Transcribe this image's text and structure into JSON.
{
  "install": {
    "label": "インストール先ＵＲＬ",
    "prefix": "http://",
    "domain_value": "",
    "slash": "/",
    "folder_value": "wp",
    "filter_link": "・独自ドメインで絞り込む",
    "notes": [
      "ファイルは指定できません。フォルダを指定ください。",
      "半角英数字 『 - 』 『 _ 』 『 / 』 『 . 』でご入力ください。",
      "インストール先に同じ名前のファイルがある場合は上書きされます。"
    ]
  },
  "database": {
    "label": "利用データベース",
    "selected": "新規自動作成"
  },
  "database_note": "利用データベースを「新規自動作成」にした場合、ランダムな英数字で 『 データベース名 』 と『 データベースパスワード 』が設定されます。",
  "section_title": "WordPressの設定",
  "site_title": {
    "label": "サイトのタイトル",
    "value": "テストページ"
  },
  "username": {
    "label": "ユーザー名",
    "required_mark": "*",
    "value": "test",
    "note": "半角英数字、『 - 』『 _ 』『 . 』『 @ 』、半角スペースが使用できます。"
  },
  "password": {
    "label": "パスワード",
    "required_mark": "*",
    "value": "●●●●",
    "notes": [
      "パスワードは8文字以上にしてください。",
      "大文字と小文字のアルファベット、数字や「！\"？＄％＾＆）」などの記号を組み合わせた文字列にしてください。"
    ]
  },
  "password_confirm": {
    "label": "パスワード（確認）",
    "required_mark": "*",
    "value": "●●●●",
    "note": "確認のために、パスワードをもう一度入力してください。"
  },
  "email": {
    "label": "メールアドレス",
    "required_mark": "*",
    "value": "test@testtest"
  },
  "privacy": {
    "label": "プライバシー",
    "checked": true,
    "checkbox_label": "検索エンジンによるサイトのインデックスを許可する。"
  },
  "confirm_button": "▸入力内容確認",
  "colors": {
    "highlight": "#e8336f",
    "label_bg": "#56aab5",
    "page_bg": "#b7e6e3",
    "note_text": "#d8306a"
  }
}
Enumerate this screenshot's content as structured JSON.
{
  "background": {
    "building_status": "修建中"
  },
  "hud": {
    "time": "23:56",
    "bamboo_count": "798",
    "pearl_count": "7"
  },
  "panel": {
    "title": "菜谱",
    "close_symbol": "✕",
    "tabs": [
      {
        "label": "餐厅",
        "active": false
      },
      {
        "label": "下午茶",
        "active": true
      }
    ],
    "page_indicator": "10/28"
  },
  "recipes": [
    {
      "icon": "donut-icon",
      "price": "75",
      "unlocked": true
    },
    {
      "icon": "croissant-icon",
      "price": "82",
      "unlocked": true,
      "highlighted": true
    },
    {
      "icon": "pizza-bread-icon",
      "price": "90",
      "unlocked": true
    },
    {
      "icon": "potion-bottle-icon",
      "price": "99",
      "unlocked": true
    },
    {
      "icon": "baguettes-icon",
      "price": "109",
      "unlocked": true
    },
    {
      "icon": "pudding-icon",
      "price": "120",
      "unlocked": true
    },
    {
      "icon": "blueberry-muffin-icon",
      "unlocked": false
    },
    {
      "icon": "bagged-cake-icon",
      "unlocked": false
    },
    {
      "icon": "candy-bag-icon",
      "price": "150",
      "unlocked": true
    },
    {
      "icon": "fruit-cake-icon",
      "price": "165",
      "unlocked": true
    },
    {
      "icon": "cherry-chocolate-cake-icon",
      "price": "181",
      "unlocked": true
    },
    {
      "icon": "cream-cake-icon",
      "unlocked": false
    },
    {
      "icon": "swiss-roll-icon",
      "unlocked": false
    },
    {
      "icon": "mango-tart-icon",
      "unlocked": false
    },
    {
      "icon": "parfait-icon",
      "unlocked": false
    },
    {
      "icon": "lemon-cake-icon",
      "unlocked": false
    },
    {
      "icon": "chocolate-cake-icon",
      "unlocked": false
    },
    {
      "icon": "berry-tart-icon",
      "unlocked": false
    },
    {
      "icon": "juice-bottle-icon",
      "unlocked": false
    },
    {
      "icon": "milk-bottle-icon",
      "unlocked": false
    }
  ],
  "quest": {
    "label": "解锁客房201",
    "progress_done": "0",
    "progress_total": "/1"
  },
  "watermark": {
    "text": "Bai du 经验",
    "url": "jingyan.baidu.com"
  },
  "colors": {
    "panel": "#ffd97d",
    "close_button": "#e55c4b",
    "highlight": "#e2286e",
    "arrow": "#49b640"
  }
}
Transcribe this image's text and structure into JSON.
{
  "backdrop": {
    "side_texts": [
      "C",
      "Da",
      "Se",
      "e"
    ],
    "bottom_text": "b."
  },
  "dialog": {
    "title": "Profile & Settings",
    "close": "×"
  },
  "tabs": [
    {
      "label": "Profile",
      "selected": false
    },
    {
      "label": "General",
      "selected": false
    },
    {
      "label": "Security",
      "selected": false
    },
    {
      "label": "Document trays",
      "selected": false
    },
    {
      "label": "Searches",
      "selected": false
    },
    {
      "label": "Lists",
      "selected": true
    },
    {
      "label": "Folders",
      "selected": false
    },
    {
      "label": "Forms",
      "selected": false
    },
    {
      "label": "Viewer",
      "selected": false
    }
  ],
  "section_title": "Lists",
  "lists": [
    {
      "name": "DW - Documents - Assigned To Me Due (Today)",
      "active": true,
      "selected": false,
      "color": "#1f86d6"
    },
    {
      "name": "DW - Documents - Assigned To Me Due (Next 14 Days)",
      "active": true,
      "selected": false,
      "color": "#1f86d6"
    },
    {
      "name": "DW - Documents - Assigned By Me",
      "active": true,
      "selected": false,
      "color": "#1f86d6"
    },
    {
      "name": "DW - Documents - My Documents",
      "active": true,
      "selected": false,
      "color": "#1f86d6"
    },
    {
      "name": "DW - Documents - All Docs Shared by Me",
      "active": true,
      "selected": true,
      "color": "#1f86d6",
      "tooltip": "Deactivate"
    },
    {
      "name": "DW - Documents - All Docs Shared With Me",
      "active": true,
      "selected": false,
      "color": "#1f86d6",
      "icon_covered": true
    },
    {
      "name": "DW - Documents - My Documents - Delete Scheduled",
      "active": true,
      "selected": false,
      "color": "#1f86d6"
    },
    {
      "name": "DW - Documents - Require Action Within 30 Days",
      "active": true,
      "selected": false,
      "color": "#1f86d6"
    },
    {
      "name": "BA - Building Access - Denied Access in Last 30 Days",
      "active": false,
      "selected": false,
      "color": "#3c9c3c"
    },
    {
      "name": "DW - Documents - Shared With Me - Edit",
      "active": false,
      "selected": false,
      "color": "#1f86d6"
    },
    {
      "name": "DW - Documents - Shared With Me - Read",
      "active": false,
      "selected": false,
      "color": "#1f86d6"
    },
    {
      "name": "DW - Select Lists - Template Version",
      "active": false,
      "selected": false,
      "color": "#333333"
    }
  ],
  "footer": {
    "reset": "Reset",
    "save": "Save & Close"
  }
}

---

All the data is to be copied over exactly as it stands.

:: Solution for this task ::
Transcribe this image's text and structure into JSON.
{
  "install": {
    "label": "インストール先ＵＲＬ",
    "prefix": "http://",
    "domain_value": "",
    "slash": "/",
    "folder_value": "wp",
    "filter_link": "・独自ドメインで絞り込む",
    "notes": [
      "ファイルは指定できません。フォルダを指定ください。",
      "半角英数字 『 - 』 『 _ 』 『 / 』 『 . 』でご入力ください。",
      "インストール先に同じ名前のファイルがある場合は上書きされます。"
    ]
  },
  "database": {
    "label": "利用データベース",
    "selected": "新規自動作成"
  },
  "database_note": "利用データベースを「新規自動作成」にした場合、ランダムな英数字で 『 データベース名 』 と『 データベースパスワード 』が設定されます。",
  "section_title": "WordPressの設定",
  "site_title": {
    "label": "サイトのタイトル",
    "value": "テストページ"
  },
  "username": {
    "label": "ユーザー名",
    "required_mark": "*",
    "value": "test",
    "note": "半角英数字、『 - 』『 _ 』『 . 』『 @ 』、半角スペースが使用できます。"
  },
  "password": {
    "label": "パスワード",
    "required_mark": "*",
    "value": "●●●●",
    "notes": [
      "パスワードは8文字以上にしてください。",
      "大文字と小文字のアルファベット、数字や「！\"？＄％＾＆）」などの記号を組み合わせた文字列にしてください。"
    ]
  },
  "password_confirm": {
    "label": "パスワード（確認）",
    "required_mark": "*",
    "value": "●●●●",
    "note": "確認のために、パスワードをもう一度入力してください。"
  },
  "email": {
    "label": "メールアドレス",
    "required_mark": "*",
    "value": "test@testtest"
  },
  "privacy": {
    "label": "プライバシー",
    "checked": true,
    "checkbox_label": "検索エンジンによるサイトのインデックスを許可する。"
  },
  "confirm_button": "▸入力内容確認",
  "colors": {
    "highlight": "#e8336f",
    "label_bg": "#56aab5",
    "page_bg": "#b7e6e3",
    "note_text": "#d8306a"
  }
}
Enumerate this screenshot's content as structured JSON.
{
  "background": {
    "building_status": "修建中"
  },
  "hud": {
    "time": "23:56",
    "bamboo_count": "798",
    "pearl_count": "7"
  },
  "panel": {
    "title": "菜谱",
    "close_symbol": "✕",
    "tabs": [
      {
        "label": "餐厅",
        "active": false
      },
      {
        "label": "下午茶",
        "active": true
      }
    ],
    "page_indicator": "10/28"
  },
  "recipes": [
    {
      "icon": "donut-icon",
      "price": "75",
      "unlocked": true
    },
    {
      "icon": "croissant-icon",
      "price": "82",
      "unlocked": true,
      "highlighted": true
    },
    {
      "icon": "pizza-bread-icon",
      "price": "90",
      "unlocked": true
    },
    {
      "icon": "potion-bottle-icon",
      "price": "99",
      "unlocked": true
    },
    {
      "icon": "baguettes-icon",
      "price": "109",
      "unlocked": true
    },
    {
      "icon": "pudding-icon",
      "price": "120",
      "unlocked": true
    },
    {
      "icon": "blueberry-muffin-icon",
      "unlocked": false
    },
    {
      "icon": "bagged-cake-icon",
      "unlocked": false
    },
    {
      "icon": "candy-bag-icon",
      "price": "150",
      "unlocked": true
    },
    {
      "icon": "fruit-cake-icon",
      "price": "165",
      "unlocked": true
    },
    {
      "icon": "cherry-chocolate-cake-icon",
      "price": "181",
      "unlocked": true
    },
    {
      "icon": "cream-cake-icon",
      "unlocked": false
    },
    {
      "icon": "swiss-roll-icon",
      "unlocked": false
    },
    {
      "icon": "mango-tart-icon",
      "unlocked": false
    },
    {
      "icon": "parfait-icon",
      "unlocked": false
    },
    {
      "icon": "lemon-cake-icon",
      "unlocked": false
    },
    {
      "icon": "chocolate-cake-icon",
      "unlocked": false
    },
    {
      "icon": "berry-tart-icon",
      "unlocked": false
    },
    {
      "icon": "juice-bottle-icon",
      "unlocked": false
    },
    {
      "icon": "milk-bottle-icon",
      "unlocked": false
    }
  ],
  "quest": {
    "label": "解锁客房201",
    "progress_done": "0",
    "progress_total": "/1"
  },
  "watermark": {
    "text": "Bai du 经验",
    "url": "jingyan.baidu.com"
  },
  "colors": {
    "panel": "#ffd97d",
    "close_button": "#e55c4b",
    "highlight": "#e2286e",
    "arrow": "#49b640"
  }
}
Transcribe this image's text and structure into JSON.
{
  "backdrop": {
    "side_texts": [
      "C",
      "Da",
      "Se",
      "e"
    ],
    "bottom_text": "b."
  },
  "dialog": {
    "title": "Profile & Settings",
    "close": "×"
  },
  "tabs": [
    {
      "label": "Profile",
      "selected": false
    },
    {
      "label": "General",
      "selected": false
    },
    {
      "label": "Security",
      "selected": false
    },
    {
      "label": "Document trays",
      "selected": false
    },
    {
      "label": "Searches",
      "selected": false
    },
    {
      "label": "Lists",
      "selected": true
    },
    {
      "label": "Folders",
      "selected": false
    },
    {
      "label": "Forms",
      "selected": false
    },
    {
      "label": "Viewer",
      "selected": false
    }
  ],
  "section_title": "Lists",
  "lists": [
    {
      "name": "DW - Documents - Assigned To Me Due (Today)",
      "active": true,
      "selected": false,
      "color": "#1f86d6"
    },
    {
      "name": "DW - Documents - Assigned To Me Due (Next 14 Days)",
      "active": true,
      "selected": false,
      "color": "#1f86d6"
    },
    {
      "name": "DW - Documents - Assigned By Me",
      "active": true,
      "selected": false,
      "color": "#1f86d6"
    },
    {
      "name": "DW - Documents - My Documents",
      "active": true,
      "selected": false,
      "color": "#1f86d6"
    },
    {
      "name": "DW - Documents - All Docs Shared by Me",
      "active": true,
      "selected": true,
      "color": "#1f86d6",
      "tooltip": "Deactivate"
    },
    {
      "name": "DW - Documents - All Docs Shared With Me",
      "active": true,
      "selected": false,
      "color": "#1f86d6",
      "icon_covered": true
    },
    {
      "name": "DW - Documents - My Documents - Delete Scheduled",
      "active": true,
      "selected": false,
      "color": "#1f86d6"
    },
    {
      "name": "DW - Documents - Require Action Within 30 Days",
      "active": true,
      "selected": false,
      "color": "#1f86d6"
    },
    {
      "name": "BA - Building Access - Denied Access in Last 30 Days",
      "active": false,
      "selected": false,
      "color": "#3c9c3c"
    },
    {
      "name": "DW - Documents - Shared With Me - Edit",
      "active": false,
      "selected": false,
      "color": "#1f86d6"
    },
    {
      "name": "DW - Documents - Shared With Me - Read",
      "active": false,
      "selected": false,
      "color": "#1f86d6"
    },
    {
      "name": "DW - Select Lists - Template Version",
      "active": false,
      "selected": false,
      "color": "#333333"
    }
  ],
  "footer": {
    "reset": "Reset",
    "save": "Save & Close"
  }
}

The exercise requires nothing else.